Democratic National Committee Chair Debbie Wasserman Schultz predicts Democrats will pick up seats in the House next year — regardless of who's at the top of the ticket.
"We have seen that the country supports our party's agenda," Wasserman Schultz said at a Christian Science Monitor breakfast Thursday morning. “I think the left is the center of America right now," she said when asked if Democrats could win from the left at the presidential level. "The messages that come from left of center that focus on reaching the cornerstone of middle class life are really where Americans are today," she added.
She did not say how many seats Democrats could pick up this year, and declined to say what role pending redistricting efforts could have on the party's gains. The districts in her home state of Florida , where she currently represents the 23rd District, may change for the 2016 elections.
"I’m confident as party chair that when districts are drawn fairly, the voters will have an opportunity to compare our candidates versus their candidates, and they are, most of the time, going to choose our candidates.”
Having come out in support of the Iran deal on Sunday, Wasserman Schultz, the first Jewish woman elected to the House from Florida, said she is not worried that Democrats will be targeted for their support of the deal.
She dismissed concerns about political pressure on her to oppose the deal.
“No one in AIPAC or anywhere directly threatened me," she said.
But the six-term Democrat's decision to back the deal has already earned her a potential primary challenge .
"Every two years, I have an opportunity to have [my constituents] weigh in on the job I’m doing," she said. "I've never been afraid to go through that process," she added, saying she believes in being open with her constituents about her decision to support the deal.
“I have gone through the most exhaustive, deliberate process that I have ever gone through in my 23 years in office in reaching a conclusion that the Iran deal was worthy of my support," she said.
As party chair, Wasserman Schultz treaded carefully when speaking about the Democratic presidential field, refusing to weigh in on the controversy over Hillary Rodham Clinton's emails.
But she did praise Vermont Sen. Bernard Sanders and the message he's sending.
“Bernie Sanders is doing a great job in so many different venues – that’s obviously been reaching people in a special way and touching people," said. "It’s good for the Democratic party and for our eventual nominee," she added.

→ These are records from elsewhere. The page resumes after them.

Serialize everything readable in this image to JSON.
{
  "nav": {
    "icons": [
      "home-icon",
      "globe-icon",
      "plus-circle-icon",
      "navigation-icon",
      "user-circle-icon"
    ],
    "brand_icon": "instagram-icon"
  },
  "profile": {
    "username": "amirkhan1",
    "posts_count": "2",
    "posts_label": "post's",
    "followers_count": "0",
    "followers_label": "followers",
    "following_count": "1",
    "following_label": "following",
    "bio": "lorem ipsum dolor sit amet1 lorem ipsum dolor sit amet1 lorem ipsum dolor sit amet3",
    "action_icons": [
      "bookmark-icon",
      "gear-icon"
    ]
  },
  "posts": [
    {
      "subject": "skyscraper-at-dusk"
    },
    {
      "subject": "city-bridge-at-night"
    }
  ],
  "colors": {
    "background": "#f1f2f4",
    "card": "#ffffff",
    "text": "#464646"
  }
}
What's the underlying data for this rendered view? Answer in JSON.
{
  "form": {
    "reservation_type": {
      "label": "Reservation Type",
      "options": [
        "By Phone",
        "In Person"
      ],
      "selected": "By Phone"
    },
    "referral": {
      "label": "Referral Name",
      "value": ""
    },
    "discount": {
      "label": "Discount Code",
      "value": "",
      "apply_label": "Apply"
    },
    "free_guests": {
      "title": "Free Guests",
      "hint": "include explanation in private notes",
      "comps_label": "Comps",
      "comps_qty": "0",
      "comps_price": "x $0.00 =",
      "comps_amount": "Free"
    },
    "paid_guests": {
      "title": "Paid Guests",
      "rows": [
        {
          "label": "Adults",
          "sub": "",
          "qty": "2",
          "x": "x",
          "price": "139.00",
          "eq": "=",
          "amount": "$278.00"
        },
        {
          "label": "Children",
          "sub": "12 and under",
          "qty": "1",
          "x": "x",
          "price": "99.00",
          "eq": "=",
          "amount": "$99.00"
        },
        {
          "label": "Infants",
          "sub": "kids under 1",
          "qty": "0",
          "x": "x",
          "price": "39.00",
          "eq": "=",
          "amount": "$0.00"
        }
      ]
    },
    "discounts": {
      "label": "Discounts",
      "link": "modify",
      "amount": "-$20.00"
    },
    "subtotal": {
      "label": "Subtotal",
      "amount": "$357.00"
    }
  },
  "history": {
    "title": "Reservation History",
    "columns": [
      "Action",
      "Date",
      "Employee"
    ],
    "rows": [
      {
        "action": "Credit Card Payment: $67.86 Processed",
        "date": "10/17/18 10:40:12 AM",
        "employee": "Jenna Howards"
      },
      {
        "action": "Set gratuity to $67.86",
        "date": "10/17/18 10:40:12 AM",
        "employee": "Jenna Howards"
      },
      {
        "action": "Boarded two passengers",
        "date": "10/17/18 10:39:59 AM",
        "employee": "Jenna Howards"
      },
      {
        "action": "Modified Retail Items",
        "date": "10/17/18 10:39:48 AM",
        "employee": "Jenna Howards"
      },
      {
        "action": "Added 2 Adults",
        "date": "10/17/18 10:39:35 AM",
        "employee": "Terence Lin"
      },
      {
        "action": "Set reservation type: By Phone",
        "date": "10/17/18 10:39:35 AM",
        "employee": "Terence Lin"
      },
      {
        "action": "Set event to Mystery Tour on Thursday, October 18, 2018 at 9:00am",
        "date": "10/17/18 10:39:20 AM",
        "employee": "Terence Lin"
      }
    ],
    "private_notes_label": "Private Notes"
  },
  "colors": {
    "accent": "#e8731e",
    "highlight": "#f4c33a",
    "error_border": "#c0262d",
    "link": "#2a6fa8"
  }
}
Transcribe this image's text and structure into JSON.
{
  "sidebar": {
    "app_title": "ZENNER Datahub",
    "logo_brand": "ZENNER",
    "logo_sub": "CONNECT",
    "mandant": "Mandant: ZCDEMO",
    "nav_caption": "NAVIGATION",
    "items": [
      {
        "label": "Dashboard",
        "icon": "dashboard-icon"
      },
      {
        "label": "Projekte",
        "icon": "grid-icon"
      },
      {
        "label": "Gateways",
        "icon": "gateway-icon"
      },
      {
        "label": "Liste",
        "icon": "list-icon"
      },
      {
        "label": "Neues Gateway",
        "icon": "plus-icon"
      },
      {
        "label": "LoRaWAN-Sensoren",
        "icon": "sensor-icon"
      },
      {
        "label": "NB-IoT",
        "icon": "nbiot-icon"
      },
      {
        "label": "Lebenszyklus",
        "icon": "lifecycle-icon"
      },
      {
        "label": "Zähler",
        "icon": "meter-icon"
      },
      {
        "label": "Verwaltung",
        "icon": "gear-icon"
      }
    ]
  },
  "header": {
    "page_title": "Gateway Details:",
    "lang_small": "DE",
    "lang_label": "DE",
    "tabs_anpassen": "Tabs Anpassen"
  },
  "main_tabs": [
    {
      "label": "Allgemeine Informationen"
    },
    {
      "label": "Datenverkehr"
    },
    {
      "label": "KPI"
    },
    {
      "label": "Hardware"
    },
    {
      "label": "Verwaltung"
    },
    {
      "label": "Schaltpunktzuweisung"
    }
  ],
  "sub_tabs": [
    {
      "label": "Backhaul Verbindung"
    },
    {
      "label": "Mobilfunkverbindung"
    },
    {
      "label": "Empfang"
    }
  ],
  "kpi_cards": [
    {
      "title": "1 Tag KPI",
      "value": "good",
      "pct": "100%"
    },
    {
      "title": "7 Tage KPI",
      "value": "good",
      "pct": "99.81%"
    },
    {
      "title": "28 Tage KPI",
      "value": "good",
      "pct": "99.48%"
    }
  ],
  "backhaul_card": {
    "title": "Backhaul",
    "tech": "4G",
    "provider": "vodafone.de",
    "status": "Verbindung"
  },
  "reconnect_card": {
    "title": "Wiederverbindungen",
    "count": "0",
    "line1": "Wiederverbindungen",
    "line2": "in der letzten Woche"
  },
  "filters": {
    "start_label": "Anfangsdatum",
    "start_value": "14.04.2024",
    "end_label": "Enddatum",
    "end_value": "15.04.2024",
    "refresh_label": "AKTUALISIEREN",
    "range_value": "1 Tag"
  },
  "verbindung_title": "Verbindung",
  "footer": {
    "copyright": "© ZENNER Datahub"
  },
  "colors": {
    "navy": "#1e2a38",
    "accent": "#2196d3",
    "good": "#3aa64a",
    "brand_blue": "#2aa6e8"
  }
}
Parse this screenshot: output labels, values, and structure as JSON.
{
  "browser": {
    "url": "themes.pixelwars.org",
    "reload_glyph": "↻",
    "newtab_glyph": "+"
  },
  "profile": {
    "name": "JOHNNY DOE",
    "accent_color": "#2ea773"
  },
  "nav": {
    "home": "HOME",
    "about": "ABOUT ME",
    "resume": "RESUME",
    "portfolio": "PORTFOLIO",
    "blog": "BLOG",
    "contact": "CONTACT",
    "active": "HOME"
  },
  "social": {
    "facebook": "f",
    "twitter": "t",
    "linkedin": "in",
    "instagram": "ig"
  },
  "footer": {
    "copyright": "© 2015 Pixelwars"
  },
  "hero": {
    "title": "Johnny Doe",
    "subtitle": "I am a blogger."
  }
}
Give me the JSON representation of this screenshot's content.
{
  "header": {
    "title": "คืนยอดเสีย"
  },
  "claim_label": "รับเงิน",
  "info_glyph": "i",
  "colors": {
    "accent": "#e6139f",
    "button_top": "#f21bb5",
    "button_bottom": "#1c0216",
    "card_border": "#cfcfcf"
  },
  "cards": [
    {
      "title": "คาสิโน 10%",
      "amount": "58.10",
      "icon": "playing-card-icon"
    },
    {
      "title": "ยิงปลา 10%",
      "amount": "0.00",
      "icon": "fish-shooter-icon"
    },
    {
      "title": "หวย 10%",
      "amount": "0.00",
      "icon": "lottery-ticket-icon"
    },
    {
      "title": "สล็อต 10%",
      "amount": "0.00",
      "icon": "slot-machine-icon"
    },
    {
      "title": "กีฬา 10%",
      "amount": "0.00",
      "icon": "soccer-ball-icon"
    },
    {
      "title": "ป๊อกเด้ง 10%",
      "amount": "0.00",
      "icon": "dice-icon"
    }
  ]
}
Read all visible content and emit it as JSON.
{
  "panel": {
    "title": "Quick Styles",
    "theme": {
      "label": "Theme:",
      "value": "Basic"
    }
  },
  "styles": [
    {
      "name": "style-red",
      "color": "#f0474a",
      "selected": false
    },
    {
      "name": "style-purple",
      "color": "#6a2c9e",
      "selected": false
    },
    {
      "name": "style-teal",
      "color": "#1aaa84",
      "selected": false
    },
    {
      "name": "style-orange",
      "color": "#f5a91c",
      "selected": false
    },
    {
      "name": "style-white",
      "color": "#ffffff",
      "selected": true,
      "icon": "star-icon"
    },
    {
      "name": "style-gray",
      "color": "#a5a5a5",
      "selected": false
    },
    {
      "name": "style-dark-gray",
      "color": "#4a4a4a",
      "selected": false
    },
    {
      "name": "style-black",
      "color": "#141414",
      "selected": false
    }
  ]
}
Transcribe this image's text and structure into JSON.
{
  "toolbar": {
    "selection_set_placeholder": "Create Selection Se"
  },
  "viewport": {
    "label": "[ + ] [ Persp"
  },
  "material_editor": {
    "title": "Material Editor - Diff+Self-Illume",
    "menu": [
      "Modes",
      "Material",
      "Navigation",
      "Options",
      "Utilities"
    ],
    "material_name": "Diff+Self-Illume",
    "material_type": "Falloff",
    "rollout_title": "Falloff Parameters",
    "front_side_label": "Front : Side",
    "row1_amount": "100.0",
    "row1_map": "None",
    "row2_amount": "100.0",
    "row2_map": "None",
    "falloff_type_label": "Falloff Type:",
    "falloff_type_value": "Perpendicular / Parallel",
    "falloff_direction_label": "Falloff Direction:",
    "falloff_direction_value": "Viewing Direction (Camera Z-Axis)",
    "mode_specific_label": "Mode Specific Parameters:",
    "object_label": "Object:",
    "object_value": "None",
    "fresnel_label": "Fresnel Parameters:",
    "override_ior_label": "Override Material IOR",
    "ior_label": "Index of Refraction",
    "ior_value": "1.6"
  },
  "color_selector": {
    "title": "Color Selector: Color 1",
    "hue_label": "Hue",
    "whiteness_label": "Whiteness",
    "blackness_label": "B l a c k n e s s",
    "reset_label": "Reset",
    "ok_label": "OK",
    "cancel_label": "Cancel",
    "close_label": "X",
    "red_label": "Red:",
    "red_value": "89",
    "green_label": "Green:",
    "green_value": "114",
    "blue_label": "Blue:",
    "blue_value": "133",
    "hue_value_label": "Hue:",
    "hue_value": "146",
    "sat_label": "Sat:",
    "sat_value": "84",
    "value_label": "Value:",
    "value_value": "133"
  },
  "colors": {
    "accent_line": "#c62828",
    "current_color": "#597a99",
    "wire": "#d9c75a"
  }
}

She was emphatic that there would be only six sanctioned debates, refusing to respond to accusations from former Maryland Gov. Martin O'Malley that she's "rigging" the debate schedule .
"It's very important to make sure we not let the debate process get out of control,” Wasserman Schultz said.
While she expects the presidential ticket to boost congressional candidates, she lamented that there hasn't been "that same consistency in turnout" in midterm years. She stressed that as party chair she's been working with the various party committees to improve organization and coordination.
"We want to be able to consistently rely on the abilities of the state parties to quarterback campaigns," she said, before touting the importance of the committee's ownership of President Barack Obama's email list.